Sunday, October 18, 2009

Tribal alliance talk sets the stage for the next conflict

Sunday Nation 18 October 2009

A new furore has been unleashed on unsuspecting Kenyans following Vice-President Kalonzo Musyoka’s call for an alliance between himself, Deputy Prime Minister Uhuru Kenyatta and Minister for Agriculture William Ruto.

The VP’s remarks came only a few weeks after some Rift Valley politicians and their Central Province counterparts had floated the idea of an alliance between Ruto and Kenyatta, touted as the ‘‘KK’’ alliance, ostensibly bringing together the Kikuyu and the Kalenjin communities.

Kalonzo’s new alliance has already been christened ‘‘KKK’’ to bring on board the VP’s Kamba community from Eastern Province.

What this alliance talk illustrates is the peculiarly Kenyan fatuous leap of logic that misrepresents the political dreams and aspirations of individuals as the consensual positions of entire communities.

It also demonstrates the state of danger any Kenyan living in a cosmopolitan area faces every time some misguided politician opens his mouth and purports to speak for his tribe.

If they last until the next General Election, these KK and KKK alliances will become the nexus around which the next ethno-political war will be fought in this country, and the main victims will definitely be ordinary citizens from these and other communities around the country.

Going by reports of rearming of ethnic militias, it is clear that the next conflict has the potential to completely destroy Kenya as we know it today. To paraphrase Albert Einstein, the war after the next will be fought with sticks and stones!

All our politicians are keenly aware of the effects of their political posturing especially in the poisoned political climate that has existed since late 2007.

In the light of this, Kalonzo’s ethnic posturing exposes him and his ilk as nothing more than wolves in sheepskin balking at nothing in their quest to rend the fragile fabric of our nation for their own nefarious ends.

Further, talk of selective tribal alliances based on personal friendships only illustrates clearly how far off course we have slid as a nation in our search for identity in the community of nations.
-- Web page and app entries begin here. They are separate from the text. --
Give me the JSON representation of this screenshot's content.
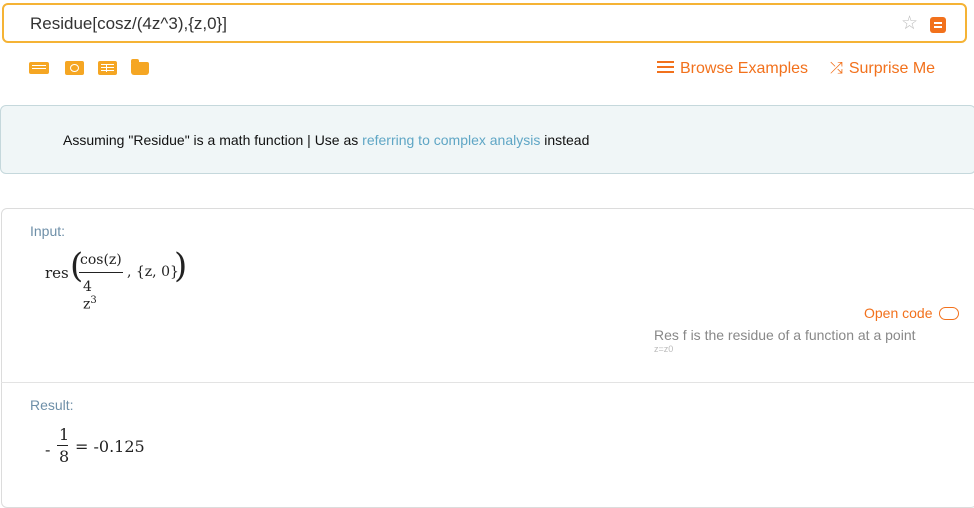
{
  "search": {
    "value": "Residue[cosz/(4z^3),{z,0}]"
  },
  "toolbar": {
    "icons": [
      "keyboard-icon",
      "camera-icon",
      "table-icon",
      "folder-upload-icon"
    ],
    "browse_label": "Browse Examples",
    "surprise_label": "Surprise Me"
  },
  "assumption": {
    "prefix": "Assuming \"Residue\" is a math function | Use as ",
    "link": "referring to complex analysis",
    "suffix": " instead"
  },
  "input_pod": {
    "title": "Input:",
    "func": "res",
    "numerator": "cos(z)",
    "denominator": "4 z",
    "exponent": "3",
    "args": ", {z, 0}",
    "open_code": "Open code",
    "hint_text": "Res f is the residue of a function at a point",
    "hint_sub": "z=z0"
  },
  "result_pod": {
    "title": "Result:",
    "sign": "-",
    "numerator": "1",
    "denominator": "8",
    "equals": "= -0.125"
  },
  "colors": {
    "accent": "#f2711c",
    "search_border": "#f5b335",
    "link": "#5fa6c5",
    "pod_title": "#6e8fa8"
  }
}
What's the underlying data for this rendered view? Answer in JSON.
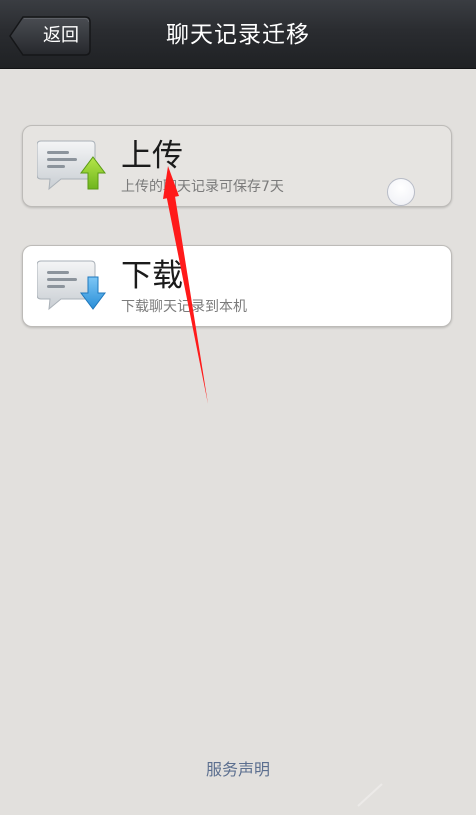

There is a manifest absence of a sense of history among our leaders as well as among their most vociferous supporters.

It is, therefore, right and proper for every clear-minded patriot to keep reminding our wayward ‘‘leaders’’ that some of the things they say and do are inimical to the existence of a united prosperous country.

However, the hullaballoo raised by the politicians opposed either to the idea of a KKK alliance or to the VP’s campaign talk this far from a General Election is duplicitous, to say the least. Many of the politicians accusing the VP of balkanising the country are not really sincere in their sentiment.

Recent history will remind us of the major role many of them played in the intense ethnicisation of any issue during the campaigns for the last General Election.

Many historians will eventually agree that the fighting following the 2007 General Election was not caused to a large extent by ‘‘stolen elections’’ but by politicians who have since independence framed every major national issue as a matter of one tribe (or collection of tribes) against the rest.

Indeed at the height of the post-election violence last year there was even talk of isolating Central Kenya into some sort of landlocked country akin to Lesotho, or even of secession of other parts of the country to protest at dictatorship by ‘‘one tribe’’.

The rapprochement between these three individuals should serve as a lesson to ordinary Kenyans who are still suffering the after-effects of a prolonged drought as well as the consequences of the ethno-political flare-ups of December 2007 to February 2008.

If we needed any further evidence of the depravity resident in the souls of our so-called leaders, we need not look any further than what is happening on the political scene.

The National Accord signed last year between the two principals was not an end in itself.

It was, as has been repeatedly pointed out by various commentators, a ceasefire to allow for far-reaching reforms in the architecture of the state.

After Kofi Annan’s recent visit to the country to assess progress on achieving the agenda items comprising the Accord, there is near unanimity that progress is either too slow or non-existent as far as important institutional reforms are concerned.

Instead of focusing on ways of speeding up these reforms and paving the way for a new Kenya, where the events of the recent past will become just a painful memory, these ‘‘leaders’’ are busy laying the groundwork for the next conflagration.

In the interests of the future generations that would like to enjoy a more peaceful existence, these and other tribal demagogues must be stopped before they destroy the little pride left in being Kenyan!

Dr Lukoye Atwoli is a consultant psychiatrist and lecturer, Moi University School of Medicine.

No comments:

Post a Comment

Say something about this post!